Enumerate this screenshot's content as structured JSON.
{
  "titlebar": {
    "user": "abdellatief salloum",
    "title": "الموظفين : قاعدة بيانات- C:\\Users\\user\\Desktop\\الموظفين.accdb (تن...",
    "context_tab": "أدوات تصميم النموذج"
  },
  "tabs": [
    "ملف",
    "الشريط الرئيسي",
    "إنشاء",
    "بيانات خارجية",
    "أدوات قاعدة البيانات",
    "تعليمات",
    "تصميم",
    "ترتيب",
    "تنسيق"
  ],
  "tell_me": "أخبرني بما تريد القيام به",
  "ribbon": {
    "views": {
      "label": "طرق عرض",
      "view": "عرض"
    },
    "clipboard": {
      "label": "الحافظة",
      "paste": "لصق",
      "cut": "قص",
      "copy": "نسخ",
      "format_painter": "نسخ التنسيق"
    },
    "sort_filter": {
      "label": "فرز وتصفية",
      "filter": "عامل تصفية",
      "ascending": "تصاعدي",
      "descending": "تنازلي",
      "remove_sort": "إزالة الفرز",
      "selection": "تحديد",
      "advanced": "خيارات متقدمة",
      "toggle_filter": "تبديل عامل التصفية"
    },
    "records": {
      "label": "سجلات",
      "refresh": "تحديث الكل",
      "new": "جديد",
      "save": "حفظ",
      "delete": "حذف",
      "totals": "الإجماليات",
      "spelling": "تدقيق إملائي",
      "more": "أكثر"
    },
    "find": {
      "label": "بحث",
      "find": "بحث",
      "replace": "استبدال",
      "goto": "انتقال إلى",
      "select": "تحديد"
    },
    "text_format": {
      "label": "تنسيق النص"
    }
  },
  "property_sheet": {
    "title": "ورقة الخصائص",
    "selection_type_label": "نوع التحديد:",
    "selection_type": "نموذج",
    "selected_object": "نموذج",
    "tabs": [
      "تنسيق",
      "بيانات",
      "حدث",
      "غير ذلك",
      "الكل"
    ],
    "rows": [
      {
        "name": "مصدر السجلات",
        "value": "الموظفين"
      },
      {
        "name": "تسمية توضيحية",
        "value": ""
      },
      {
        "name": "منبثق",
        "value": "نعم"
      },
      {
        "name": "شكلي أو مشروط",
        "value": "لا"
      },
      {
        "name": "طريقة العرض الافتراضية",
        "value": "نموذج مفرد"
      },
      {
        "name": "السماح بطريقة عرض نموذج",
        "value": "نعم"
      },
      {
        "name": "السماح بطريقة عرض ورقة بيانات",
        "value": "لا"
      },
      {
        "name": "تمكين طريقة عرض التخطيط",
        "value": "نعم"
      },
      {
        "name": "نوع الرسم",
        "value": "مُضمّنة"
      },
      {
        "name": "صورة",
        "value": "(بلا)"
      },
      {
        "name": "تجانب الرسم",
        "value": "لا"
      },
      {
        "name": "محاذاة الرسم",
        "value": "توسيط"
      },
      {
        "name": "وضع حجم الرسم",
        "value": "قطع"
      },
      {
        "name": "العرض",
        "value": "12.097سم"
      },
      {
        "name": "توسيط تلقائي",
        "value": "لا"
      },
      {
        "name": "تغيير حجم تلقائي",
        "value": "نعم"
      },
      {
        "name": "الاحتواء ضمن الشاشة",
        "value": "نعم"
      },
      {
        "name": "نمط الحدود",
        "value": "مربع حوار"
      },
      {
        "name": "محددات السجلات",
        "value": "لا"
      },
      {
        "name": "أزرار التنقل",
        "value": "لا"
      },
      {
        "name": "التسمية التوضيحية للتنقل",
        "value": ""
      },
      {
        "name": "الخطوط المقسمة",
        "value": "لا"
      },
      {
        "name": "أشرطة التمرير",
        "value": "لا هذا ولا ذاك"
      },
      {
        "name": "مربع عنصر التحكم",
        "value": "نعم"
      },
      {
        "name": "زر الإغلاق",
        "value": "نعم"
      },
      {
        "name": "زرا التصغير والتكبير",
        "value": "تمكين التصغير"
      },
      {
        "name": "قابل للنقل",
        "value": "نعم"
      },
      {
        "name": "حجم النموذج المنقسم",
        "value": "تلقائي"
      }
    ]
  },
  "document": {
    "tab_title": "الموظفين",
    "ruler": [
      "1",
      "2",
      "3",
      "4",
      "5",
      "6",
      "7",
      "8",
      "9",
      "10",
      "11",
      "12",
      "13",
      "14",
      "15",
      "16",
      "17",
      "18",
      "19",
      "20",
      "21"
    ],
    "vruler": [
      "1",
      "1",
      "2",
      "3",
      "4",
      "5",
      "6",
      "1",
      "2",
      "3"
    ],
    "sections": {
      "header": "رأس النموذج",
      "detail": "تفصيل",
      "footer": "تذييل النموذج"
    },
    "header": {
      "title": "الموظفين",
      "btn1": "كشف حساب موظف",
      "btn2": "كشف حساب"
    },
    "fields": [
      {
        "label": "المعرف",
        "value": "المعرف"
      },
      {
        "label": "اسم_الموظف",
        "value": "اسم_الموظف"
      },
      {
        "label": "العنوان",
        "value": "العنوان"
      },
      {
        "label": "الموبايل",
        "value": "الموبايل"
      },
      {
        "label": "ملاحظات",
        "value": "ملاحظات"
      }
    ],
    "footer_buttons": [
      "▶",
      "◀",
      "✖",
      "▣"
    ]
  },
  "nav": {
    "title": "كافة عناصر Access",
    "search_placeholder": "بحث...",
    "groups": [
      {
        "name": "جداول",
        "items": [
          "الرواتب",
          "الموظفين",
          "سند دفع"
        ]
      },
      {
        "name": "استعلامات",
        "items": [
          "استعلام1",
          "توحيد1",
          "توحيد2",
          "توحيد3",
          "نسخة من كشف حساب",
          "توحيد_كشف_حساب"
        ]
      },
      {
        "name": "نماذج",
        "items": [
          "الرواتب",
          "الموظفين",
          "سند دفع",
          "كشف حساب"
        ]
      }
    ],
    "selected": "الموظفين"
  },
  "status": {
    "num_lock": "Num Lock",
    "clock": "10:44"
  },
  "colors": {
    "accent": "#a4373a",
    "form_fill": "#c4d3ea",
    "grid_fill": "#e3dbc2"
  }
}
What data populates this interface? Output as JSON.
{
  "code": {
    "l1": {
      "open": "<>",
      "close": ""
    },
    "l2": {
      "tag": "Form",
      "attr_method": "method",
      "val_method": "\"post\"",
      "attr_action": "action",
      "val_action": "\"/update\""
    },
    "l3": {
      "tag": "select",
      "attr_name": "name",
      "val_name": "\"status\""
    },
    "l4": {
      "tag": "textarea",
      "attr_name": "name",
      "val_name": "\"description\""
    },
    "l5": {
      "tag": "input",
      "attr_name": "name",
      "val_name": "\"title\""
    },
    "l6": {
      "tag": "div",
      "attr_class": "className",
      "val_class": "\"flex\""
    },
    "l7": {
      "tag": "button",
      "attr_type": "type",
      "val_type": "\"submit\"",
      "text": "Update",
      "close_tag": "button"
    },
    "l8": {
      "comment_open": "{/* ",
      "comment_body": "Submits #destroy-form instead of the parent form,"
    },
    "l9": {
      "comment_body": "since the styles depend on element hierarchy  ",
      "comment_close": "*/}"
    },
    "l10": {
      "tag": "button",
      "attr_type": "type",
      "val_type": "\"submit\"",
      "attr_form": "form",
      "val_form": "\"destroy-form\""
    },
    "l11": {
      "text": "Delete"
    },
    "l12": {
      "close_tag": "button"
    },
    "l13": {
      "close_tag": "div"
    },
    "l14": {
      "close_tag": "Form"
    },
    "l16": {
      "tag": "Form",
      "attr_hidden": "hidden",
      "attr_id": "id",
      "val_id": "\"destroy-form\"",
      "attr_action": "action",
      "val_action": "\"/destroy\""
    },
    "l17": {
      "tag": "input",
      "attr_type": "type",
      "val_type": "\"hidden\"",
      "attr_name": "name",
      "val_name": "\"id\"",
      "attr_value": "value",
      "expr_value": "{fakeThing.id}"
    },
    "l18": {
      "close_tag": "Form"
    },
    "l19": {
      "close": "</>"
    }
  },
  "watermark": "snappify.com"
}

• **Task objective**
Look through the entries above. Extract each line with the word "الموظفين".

• **The completed task**
    "title": "الموظفين : قاعدة بيانات- C:\\Users\\user\\Desktop\\الموظفين.accdb (تن...",
        "value": "الموظفين"
    "tab_title": "الموظفين",
      "title": "الموظفين",
          "الموظفين",
          "الموظفين",
    "selected": "الموظفين"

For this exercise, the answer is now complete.